Okay, okay, it is not the biggest of repairs nor is it a tremendously heroic tale. But, for a start, it´s a more than perfect occasion to mark the first step of the wintertime “upgrading season” of my boat to make GEKKO ready to tackle the transatlantic voyage. The headline of this article may also a bit confusing because “gloves off” is definitely not what I did – in particular, gloves have been the first tools I actually had taken on. On the list this time: Toilet repairs.
Now you might think: Why does this guy have to change his toilet anyway? It must be brand new? You are right: The boat barely sailed more than 500 miles in her first season and although the toilet has been used by me and my family quite extensively, that must be nothing for such a crucial part of a boat´s equipment list at all. And you are right. Nevertheless, the toilet had a damaged part and the yard instantly agreed to replace it. So here we are.
Let´s go: Toilet repair!
The First 27 SE is a performance-oriented small sailboat and in this the emphasis during her construction was on saving weight. Although the RM69 pumping WC clocks in at 12 kilograms, this is something of the same weight compared to the most standard Jabsco pumping WC which is also around the same. Nevertheless, reading into it, the RM69´s Sealock-system will close off all of the in- and outlets of the toilet which is a unique feature of this brand.
On my very toilet the small pivot of exactly this lever which is opening or closing inlets/outlets was somehow broken from the first day I used the toilet. I supposed it was damaged right when the toilet had been installed in the yard. I was happy that Seascape instantly agreed to send a spare part pumping unit and so it arrived. Easy-peasy repairing action, I thought.
On my old boat OLIVIA I had to remove the used toilet (after four and a half decades of constant use!) and so I would hardly call myself a newbee to the boat plumbing business. Preparing the gloves as I expected to handle residue feces and other delicate matter, I also took out the big pack absorbent paper towel and some tools, of course. The rest should have been simple dis- and re-assembly action.
Have the right tools
As it turned out, RM69 had its tricky bits as well. First of all, have the right tools, rule number 1. I do have a pretty nice tool set by Swiss toll brand Kraftwerk – read my full test here – and it really contains all tools you can possibly need on a boat for maintenance and repairs, but not this time: As the RM69 toilet is built to fit the smallest thinkable heads, even my smallest screw driver turned out to be too big.

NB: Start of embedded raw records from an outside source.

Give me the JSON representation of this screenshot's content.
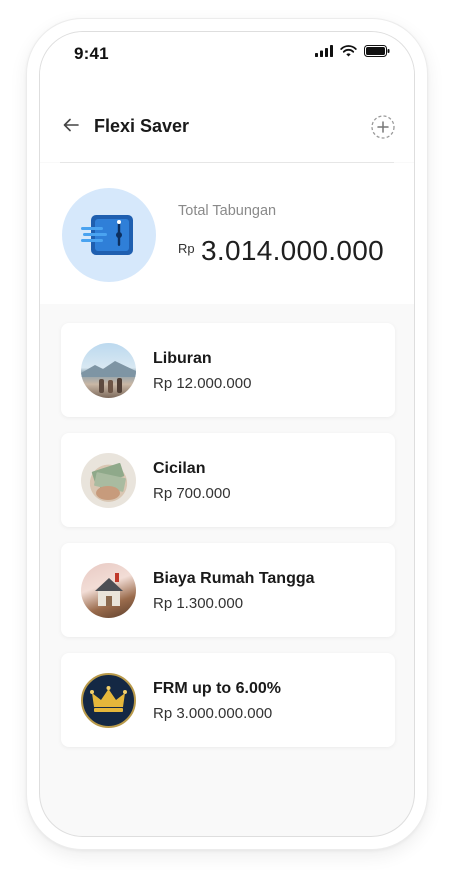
{
  "status": {
    "time": "9:41"
  },
  "header": {
    "title": "Flexi Saver"
  },
  "summary": {
    "label": "Total Tabungan",
    "currency": "Rp",
    "amount": "3.014.000.000"
  },
  "pockets": [
    {
      "name": "Liburan",
      "amount": "Rp 12.000.000",
      "icon": "beach-photo"
    },
    {
      "name": "Cicilan",
      "amount": "Rp 700.000",
      "icon": "money-photo"
    },
    {
      "name": "Biaya Rumah Tangga",
      "amount": "Rp 1.300.000",
      "icon": "house-photo"
    },
    {
      "name": "FRM up to 6.00%",
      "amount": "Rp 3.000.000.000",
      "icon": "crown-icon"
    }
  ],
  "colors": {
    "accent": "#1f6fd0",
    "avatar_bg": "#d6e8fb",
    "crown_gold": "#e5b73b",
    "crown_bg": "#142844"
  }
}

So I ran around in our company´s yard in search for a tiny-mini-version of a screw driver and luckily I found one. With that bit I was able to unscrew the four base fittings at last, freeing the mechanical parts of the pumping unit. Although I had emptied the whole system – of course! – and filled in just a bit of chemically enhanced desalinated water to the siphons, I can say: Oh boy, what a smell!
Very, very unpleasant as you may imagine by yourself, but very different from what I had expected in the first place. Not the feared shitty smell I was always thinking of, but a very annoying stench of degrading biomass with a sour-salty taste to it. It was very strong and quickly filled the air – I should have brought a fan as well. But, it did not help to complain, let´s get this thing out and replaced. What astonished me was that all feces-handling pipes had been tightly fixed and sealed to the WC by hose clips – but not the flushing water inlet pipes which are just clip-on, so clamps whatsoever.
A felicitous start
The whole changing took no longer than 15 minutes and after I had replaced the pumping unit, re-assembled all screws and checked for leak tightness, I removed the spilled “leftovers” in the head´s bilge and cleaned the whole place with warm water and detergent. Once the cycle was closed again the stench quickly dissolved. I suppose it was mainly the big hose laying wide open to the black water tank that stank that much. Anyway, problem solved!
As I said, not the most exciting nor the most complicated of all repairing actions you might imagine, but for me personally a very good and symbolic start of the upgrading-season that has now officially begun. Next up is finally the fitting of EVA-foam to the cockpit of the boat before I will turn to the more delicate jobs, mainly assembly of the battery- and solar-related new parts. Stay tuned and remember: Gloves on when gloves come off!
Also interesting to read:
Taking a dump on a Seascape 27/First 27 SE